Just a few months ago, wildlife rarely ventured into Navegaon, a once-bustling farming community in central India. But today, the village boasts a thriving ecosystem home to a variety of native species, save one -- humans.
In an effort to make room for Nature, the 200 families that once lived in Navegaon agreed to leave, allowing the surrounding Tadoba Tiger Reserve to envelope it. The move was part of an ongoing plan on the part the Indian government to widen fragile ecological zones by encouraging nearby villages to relocate.
And in recently vacated Navegaon, the plan is clearly working.
A little over two months after the last person moved out, a whole host of animals that had formerly been kept at bay have moved in.
"Before Navegaon was shifted, there were sporadic sightings of leopards and tigers near the village. However, post relocation, carnivores and even herbivores are regularly seen in the 400 acre area that has become inviolate," wildlife warden Bandu Dhotre tells the Times of India.

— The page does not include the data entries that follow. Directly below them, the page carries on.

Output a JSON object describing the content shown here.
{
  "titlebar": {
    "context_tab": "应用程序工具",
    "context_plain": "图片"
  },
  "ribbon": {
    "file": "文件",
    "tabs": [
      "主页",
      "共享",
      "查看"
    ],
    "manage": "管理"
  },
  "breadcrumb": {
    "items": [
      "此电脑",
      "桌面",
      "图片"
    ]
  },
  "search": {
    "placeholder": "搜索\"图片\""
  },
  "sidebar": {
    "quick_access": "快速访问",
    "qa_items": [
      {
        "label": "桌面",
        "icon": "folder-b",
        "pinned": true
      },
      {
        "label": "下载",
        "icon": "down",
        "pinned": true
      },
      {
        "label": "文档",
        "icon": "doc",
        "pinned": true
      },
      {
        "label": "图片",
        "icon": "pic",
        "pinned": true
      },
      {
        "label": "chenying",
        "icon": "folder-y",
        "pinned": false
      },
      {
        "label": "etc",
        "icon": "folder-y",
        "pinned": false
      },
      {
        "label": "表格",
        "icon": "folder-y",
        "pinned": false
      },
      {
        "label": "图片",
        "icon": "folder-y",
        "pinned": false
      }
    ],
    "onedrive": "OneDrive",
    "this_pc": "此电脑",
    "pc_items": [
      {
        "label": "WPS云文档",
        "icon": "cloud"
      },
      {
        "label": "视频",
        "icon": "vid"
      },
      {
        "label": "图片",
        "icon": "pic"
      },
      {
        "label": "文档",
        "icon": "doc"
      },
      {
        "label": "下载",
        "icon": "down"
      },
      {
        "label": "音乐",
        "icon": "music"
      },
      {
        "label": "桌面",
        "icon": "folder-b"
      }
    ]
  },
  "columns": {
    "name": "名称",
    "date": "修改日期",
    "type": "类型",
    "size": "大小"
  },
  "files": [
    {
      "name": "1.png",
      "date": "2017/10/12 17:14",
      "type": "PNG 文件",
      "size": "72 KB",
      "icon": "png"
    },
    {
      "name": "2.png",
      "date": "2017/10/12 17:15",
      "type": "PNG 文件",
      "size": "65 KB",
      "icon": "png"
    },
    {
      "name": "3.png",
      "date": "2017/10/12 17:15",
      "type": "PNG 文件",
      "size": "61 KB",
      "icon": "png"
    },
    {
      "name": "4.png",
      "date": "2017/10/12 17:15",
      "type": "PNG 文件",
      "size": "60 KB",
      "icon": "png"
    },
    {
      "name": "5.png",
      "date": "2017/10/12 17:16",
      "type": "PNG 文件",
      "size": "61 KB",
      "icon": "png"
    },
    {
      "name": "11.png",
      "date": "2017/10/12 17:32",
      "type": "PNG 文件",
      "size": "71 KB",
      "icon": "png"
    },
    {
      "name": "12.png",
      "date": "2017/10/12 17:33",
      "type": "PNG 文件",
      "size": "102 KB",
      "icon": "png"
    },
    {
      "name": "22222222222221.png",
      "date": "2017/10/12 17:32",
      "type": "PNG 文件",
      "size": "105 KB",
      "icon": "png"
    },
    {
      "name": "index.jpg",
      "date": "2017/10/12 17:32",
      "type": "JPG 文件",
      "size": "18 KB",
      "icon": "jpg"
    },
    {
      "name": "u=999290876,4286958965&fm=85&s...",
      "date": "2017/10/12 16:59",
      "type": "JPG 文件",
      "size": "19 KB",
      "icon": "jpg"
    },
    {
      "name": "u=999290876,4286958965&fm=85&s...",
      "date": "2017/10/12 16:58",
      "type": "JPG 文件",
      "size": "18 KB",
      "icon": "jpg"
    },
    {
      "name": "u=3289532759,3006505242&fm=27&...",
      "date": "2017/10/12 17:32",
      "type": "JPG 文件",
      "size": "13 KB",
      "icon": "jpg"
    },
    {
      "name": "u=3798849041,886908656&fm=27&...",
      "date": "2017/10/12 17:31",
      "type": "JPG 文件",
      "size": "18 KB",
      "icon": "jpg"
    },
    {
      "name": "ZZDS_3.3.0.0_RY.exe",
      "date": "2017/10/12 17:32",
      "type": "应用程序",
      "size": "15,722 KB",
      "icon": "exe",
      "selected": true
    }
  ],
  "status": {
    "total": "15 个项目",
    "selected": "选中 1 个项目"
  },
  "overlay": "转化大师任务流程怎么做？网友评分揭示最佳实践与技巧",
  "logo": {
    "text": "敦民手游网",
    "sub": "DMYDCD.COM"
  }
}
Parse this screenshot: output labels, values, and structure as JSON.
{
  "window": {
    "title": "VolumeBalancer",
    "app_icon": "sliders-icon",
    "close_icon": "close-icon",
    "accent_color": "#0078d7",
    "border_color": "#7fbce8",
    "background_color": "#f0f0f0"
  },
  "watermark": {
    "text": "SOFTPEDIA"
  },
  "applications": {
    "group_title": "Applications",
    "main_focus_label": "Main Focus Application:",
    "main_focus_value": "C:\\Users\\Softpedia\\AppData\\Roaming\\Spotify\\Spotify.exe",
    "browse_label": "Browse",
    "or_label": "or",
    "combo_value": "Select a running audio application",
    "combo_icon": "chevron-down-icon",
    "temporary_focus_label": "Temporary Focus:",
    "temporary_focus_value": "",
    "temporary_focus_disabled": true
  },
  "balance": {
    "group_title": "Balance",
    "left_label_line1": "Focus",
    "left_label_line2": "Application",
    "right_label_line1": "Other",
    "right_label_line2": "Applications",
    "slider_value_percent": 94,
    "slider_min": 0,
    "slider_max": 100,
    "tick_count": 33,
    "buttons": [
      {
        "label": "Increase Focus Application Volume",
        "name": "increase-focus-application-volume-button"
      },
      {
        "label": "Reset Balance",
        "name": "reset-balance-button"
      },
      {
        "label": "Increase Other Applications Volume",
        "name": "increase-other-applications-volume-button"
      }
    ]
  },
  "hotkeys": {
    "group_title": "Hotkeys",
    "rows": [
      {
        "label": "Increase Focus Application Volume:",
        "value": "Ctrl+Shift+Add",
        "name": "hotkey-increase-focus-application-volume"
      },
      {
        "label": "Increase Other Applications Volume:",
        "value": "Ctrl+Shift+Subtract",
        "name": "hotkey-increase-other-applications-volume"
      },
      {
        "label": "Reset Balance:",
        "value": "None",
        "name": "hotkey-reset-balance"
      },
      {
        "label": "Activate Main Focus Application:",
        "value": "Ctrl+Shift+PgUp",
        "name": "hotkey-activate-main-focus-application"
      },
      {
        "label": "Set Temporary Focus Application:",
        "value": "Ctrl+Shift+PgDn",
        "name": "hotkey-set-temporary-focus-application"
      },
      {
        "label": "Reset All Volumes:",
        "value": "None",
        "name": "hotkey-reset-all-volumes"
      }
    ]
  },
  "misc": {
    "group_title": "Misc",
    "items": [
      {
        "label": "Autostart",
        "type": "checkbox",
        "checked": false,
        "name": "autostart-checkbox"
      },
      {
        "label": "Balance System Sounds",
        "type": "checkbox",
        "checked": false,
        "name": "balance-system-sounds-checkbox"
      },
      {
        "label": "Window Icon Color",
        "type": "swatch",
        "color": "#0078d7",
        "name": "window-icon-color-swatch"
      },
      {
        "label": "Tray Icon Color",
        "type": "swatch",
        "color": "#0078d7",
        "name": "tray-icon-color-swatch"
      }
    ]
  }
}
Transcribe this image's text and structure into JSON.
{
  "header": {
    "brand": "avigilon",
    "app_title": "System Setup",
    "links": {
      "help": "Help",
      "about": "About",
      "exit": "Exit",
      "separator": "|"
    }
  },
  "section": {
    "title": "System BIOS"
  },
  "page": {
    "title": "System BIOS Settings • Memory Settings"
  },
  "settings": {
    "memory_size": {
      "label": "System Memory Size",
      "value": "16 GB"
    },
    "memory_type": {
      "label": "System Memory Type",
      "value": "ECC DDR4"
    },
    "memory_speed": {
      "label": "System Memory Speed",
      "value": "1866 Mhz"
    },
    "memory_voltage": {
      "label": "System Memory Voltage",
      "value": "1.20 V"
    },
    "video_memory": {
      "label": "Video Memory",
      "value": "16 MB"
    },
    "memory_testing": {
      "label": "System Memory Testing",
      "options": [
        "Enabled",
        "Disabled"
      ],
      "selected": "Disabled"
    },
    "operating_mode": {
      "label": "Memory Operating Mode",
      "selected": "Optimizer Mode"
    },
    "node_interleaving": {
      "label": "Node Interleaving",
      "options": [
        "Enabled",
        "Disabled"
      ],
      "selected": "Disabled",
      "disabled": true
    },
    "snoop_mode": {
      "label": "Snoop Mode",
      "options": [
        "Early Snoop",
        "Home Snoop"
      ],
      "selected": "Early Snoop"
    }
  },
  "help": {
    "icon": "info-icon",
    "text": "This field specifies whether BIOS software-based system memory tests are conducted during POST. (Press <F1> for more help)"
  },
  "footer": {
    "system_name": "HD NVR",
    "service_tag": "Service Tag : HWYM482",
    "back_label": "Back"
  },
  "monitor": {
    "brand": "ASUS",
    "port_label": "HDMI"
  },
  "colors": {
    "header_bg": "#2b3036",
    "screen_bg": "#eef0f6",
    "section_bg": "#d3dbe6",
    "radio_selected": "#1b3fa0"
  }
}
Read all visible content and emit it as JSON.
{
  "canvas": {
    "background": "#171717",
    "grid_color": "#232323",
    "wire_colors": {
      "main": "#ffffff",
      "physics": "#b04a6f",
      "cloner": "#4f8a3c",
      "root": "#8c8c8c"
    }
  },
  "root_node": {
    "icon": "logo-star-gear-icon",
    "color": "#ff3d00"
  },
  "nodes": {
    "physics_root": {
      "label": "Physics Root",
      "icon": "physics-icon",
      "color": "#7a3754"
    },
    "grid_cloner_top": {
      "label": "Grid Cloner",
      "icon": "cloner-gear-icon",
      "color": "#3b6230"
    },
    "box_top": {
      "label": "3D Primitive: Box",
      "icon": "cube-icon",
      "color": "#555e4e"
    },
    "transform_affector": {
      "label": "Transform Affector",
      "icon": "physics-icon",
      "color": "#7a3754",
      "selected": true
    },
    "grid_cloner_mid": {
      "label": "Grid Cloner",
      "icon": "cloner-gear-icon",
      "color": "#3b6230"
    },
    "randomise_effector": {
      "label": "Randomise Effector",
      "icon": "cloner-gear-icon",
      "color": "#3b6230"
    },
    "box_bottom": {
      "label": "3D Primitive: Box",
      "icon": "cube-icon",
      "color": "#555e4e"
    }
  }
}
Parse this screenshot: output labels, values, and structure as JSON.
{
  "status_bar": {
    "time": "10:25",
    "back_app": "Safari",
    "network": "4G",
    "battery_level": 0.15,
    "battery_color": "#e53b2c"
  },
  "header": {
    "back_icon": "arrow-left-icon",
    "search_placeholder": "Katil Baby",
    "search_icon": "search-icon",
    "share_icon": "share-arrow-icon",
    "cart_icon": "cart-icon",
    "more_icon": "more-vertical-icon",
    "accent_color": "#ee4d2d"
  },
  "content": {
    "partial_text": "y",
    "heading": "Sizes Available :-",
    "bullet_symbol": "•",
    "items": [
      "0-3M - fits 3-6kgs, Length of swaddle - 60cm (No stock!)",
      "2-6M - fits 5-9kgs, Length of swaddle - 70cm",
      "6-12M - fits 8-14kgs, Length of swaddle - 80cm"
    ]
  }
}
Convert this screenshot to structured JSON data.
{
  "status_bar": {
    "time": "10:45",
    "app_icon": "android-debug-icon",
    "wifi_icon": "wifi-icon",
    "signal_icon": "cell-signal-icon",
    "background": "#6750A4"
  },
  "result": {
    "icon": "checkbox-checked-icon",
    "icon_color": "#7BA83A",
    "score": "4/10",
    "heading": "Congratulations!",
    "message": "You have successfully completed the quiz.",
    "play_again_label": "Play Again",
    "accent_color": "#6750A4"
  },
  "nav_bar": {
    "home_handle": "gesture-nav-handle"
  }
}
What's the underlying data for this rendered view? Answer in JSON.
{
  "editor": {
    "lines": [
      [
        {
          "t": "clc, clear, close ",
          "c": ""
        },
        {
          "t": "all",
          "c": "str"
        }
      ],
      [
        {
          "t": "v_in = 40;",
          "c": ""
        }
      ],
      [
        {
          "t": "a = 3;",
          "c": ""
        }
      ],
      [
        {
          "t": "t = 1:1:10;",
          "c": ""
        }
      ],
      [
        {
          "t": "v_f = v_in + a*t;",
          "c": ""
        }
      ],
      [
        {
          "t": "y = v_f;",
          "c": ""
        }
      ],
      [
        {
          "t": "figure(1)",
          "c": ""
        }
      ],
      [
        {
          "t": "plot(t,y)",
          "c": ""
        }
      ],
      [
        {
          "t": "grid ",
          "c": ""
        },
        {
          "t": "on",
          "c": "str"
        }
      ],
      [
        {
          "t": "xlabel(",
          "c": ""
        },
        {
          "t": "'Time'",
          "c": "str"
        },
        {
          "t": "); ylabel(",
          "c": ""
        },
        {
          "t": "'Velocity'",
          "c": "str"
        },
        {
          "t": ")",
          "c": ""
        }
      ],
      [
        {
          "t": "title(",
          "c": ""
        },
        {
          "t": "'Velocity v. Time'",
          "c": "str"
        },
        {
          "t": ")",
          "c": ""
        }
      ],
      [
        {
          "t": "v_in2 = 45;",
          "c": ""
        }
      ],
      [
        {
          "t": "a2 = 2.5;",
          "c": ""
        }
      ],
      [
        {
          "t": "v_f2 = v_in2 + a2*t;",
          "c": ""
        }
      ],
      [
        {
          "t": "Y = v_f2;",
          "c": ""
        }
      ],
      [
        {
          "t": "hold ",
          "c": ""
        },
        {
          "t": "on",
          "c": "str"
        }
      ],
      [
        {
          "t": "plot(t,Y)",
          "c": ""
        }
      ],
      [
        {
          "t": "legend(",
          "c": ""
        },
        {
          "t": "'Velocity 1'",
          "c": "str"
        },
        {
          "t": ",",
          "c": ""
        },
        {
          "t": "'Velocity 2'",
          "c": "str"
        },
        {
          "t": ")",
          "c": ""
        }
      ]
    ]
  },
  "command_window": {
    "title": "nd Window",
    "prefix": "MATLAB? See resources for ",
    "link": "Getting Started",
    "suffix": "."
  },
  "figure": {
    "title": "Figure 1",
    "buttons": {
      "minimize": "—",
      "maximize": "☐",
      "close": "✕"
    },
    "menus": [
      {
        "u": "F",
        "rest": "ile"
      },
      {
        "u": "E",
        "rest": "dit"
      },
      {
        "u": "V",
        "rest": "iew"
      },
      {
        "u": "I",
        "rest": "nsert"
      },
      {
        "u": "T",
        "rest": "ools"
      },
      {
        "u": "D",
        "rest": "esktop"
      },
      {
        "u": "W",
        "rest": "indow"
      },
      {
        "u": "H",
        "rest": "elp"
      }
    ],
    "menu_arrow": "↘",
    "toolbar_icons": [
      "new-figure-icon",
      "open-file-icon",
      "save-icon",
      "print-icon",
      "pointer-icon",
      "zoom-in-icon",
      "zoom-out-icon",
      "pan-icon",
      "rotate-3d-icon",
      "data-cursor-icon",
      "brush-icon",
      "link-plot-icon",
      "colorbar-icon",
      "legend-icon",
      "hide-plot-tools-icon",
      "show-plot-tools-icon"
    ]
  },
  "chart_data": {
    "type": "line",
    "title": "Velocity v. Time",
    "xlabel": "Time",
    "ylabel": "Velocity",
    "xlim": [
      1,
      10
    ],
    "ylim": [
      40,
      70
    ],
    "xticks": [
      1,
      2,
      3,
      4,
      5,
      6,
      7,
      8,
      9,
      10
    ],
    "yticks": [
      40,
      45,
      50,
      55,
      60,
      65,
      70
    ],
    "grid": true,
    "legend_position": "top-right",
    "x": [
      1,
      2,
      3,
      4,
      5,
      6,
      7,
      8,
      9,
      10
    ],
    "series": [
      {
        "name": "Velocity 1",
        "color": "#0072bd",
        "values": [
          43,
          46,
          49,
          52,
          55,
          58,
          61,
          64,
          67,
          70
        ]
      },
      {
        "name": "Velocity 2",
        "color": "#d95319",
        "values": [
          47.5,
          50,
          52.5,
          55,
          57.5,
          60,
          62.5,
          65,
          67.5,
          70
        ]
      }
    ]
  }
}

"Now carnivores can prey on herbivores in the same area without coming into conflict with humans. This is the best part of relocation."
So far, almost a hundred villages have agreed to relocate for the widening of wildlife reserves across India, creating crucial buffers to ease tensions between humans and animals -- a remarkable concession for the right of Nature to exist unfettered.